Six months ago, some economists were forecasting a difficult housing market with a collapse in demand and price falls in the double digits. In any previous recession they might have been right. Not this time, with activity strong and prices 5% higher than a year ago.
Within days of Savills' June house price forecast, Chancellor Rishi Sunak trumped it with the announcement of a Stamp Duty holiday. Add to that the unexpected post-lockdown mini-boom and an update was needed. Here it is and, once again, it surprises on the upside.
Manchester has just approved plans for two developments described as 'co-living' apartments. They are huge. Between them, they will comprise some 1,875 units providing around 3,000 bedspaces. Co-living is a new word that we're going to see a lot more of, so is it a new opportunity or something to be avoided?
As expats ourselves, we really do understand the temptation to sit on cash right now. However, for those with a reasonable amount of capital and confidence in their job security, there are a number of reasons why this may be the best time to invest in UK property in a decade.

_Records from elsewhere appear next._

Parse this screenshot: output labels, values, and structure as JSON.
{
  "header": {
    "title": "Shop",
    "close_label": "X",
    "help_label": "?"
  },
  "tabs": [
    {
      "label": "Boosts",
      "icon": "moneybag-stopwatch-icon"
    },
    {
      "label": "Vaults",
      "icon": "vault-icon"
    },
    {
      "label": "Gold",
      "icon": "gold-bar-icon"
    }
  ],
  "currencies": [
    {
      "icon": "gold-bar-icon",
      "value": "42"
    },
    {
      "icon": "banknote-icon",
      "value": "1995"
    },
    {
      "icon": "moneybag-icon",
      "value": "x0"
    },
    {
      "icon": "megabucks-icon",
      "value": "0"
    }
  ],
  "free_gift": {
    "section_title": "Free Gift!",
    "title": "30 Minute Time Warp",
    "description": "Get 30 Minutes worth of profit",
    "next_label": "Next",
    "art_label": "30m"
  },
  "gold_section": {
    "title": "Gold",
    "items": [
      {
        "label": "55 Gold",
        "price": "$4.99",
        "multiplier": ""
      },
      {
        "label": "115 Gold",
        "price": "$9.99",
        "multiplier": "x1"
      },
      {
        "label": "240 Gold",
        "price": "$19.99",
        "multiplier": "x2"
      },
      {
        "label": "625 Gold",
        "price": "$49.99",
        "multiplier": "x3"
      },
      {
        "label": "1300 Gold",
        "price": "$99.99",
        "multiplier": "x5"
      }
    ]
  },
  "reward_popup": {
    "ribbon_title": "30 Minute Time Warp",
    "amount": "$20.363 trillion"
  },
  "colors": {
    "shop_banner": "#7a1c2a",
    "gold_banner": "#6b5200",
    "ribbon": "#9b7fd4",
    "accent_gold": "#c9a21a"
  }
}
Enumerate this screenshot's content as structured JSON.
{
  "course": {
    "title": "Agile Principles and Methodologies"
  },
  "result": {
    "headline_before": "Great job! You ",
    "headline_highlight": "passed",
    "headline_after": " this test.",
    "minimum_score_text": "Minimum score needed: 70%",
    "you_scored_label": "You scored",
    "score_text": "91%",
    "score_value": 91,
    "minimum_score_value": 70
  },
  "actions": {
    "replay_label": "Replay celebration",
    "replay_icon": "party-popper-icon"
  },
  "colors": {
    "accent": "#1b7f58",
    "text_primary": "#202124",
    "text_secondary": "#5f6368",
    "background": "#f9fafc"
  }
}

In its September report the Bank of England confirmed that it was exploring ways to overcome obstacles to negative interest rates. Opposite to all that we have been brought up with, it feels counter-intuitive, perverse even, but it could very well become a reality.
Housing prices recover from a recent dip to an all time high in August with annual house price growth now standing at 3.7%.
It seems that home buyers reaction to the pandemic is outweighing economic concerns, driving property prices to new highs. So, what is happening and where might we go next?
According to the Zoopla/Hometrack Index, property values in the UK's major cities do not appear to be suffering any ill effects from the pandemic, with 16 of the largest 20 recording gains of 2% or more over the last year.
Although the overall numbers for annual rent rises is largely flat on a national basis, there are big disparities between the capital and most of the rest of the UK, with some areas seeing substantial increases.
British expats, Hong Kongers and astute overseas investors are flocking to buy UK properties. Previously focused on London, the regional cities are now attracting a lot of interest.
House price growth rebounded in July as activity bounces back, with prices up 1.7% month-on-month.
Much has appeared in the press about an exodus from the cities in search of outdoor space. There will undoubtably be many in the race for more space, but a certain demographic will stay put.
With affordability being stretched and rental yields being squeezed, more and more London based investors are heading north
The really useful index from Zoopla/Hometrack shows a modest increase in city house prices. Once again, it is Northern England leading the way.
Last month we commented on the withdrawal of low deposit mortgages for first time buyers. A rumoured extension to Help to Buy did cause some optimism, but things just got worse for those struggling to get on the ladder.